Round 6, Pick 181: Kyron Johnson (EDGE) (Kansas)

WHAT TO LIKE: When picking in the latter portions of day 3 of the draft, it's rare you find starters, but rather teams are looking for developmental prospects, backups, and special teamers. Kyron Johnson started as an inside linebacker for the Kansas Jayhawks, then transitioned to outside standup pass rusher for his final 2 seasons. He definitely did well all things considered, racking up 6.5 sacks, 8.5 tackles for loss, and 4 forced fumbles on the edge. Johnson brings a high athletic ceiling despite having virtually no tools for the position.

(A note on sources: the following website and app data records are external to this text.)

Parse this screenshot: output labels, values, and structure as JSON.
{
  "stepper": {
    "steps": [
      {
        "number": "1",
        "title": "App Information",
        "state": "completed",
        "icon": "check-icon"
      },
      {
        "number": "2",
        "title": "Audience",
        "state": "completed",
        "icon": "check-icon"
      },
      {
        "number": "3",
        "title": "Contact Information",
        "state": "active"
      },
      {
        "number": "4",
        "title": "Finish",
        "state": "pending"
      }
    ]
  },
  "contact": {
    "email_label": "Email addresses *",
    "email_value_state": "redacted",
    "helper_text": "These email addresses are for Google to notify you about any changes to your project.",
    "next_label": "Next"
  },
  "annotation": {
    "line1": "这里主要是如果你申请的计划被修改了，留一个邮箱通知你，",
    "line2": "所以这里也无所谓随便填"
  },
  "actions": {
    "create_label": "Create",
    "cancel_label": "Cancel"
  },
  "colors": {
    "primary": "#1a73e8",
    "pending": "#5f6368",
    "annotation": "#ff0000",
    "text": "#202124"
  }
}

WHAT TO CONSIDER: Last year the Eagles selected developmental pass rusher Tarron Jackson out of Coastal Carolina in the 6th round, and it paid dividends. Kyron Johnson will likely follow the same path, destined for the practice squad, and he might see some playing time during the season. He lacks ideal size for an edge rusher and would likely best be utilized as a SAM linebacker in base packages, and a designated pass rusher in sub packages, similar to how Haason Reddick will be deployed.



Round 6, Pick 198: Grant Calcaterra (TE) (SMU)

WHAT TO LIKE: Calcaterra, another prospect that slid due to injury concerns, was projected to go as high as late 4th round in the draft. A highly athletic tight end that brings ball skills and a receiving acumen to the table. Calcaterra is a crisp route runner with excellent body control, and proficiency as a blocker on the perimeter. He will likely compete for the TE2 spot with Jack Stoll and Tyree Jackson.

WHAT TO CONSIDER: Again, when considering late round picks, any player that can contribute in any way is a win. Calcaterra has some medical red flags, including a series of concussions in college he had to make his way back from. He's also undersized for the position, and doesn't have enough functional strength to be used as an in-line blocker in the run game.



Quick UDFA Round-Up:

  • Mario Goodrich (CB) (Clemson) | Earliest Proj. Round: 3 | Grade: A-
  • Josh Jobe (CB) (Alabama) | Earliest Proj. Round: 4 | Grade: B
  • Carson Strong (QB) (Nevada) | Earliest Proj. Round: 1 | Grade: A+
  • Josh Blackwell (CB) (Duke) | Earliest Proj. Round: 6 | Grade: C+
  • Noah Elliss (IDL) (Idaho) | Earliest Proj. Round: 5 | Grade: B-
  • Kennedy Brooks (RB) (Oklahoma) | Earliest Proj. Round: 4 | Grade: B+
  • William Dunkle (IOL) (San Diego State) | Earliest Proj. Round: 6 | Grade: C
  • Josh Sills (IOL) (Oklahoma) | Earliest Proj. Round: 4 | Grade: B-
  • Reed Blankenship (S) (Middle Tennessee State) | Earliest Proj. Round: 5 | Grade: C
  • Britain Covey (WR) (Utah) | Earliest Proj. Round: UDFA | Grade: C-
  • Ali Fayad (EDGE) (Western Michigan) | Earliest Proj. Round: 5 | Grade: C+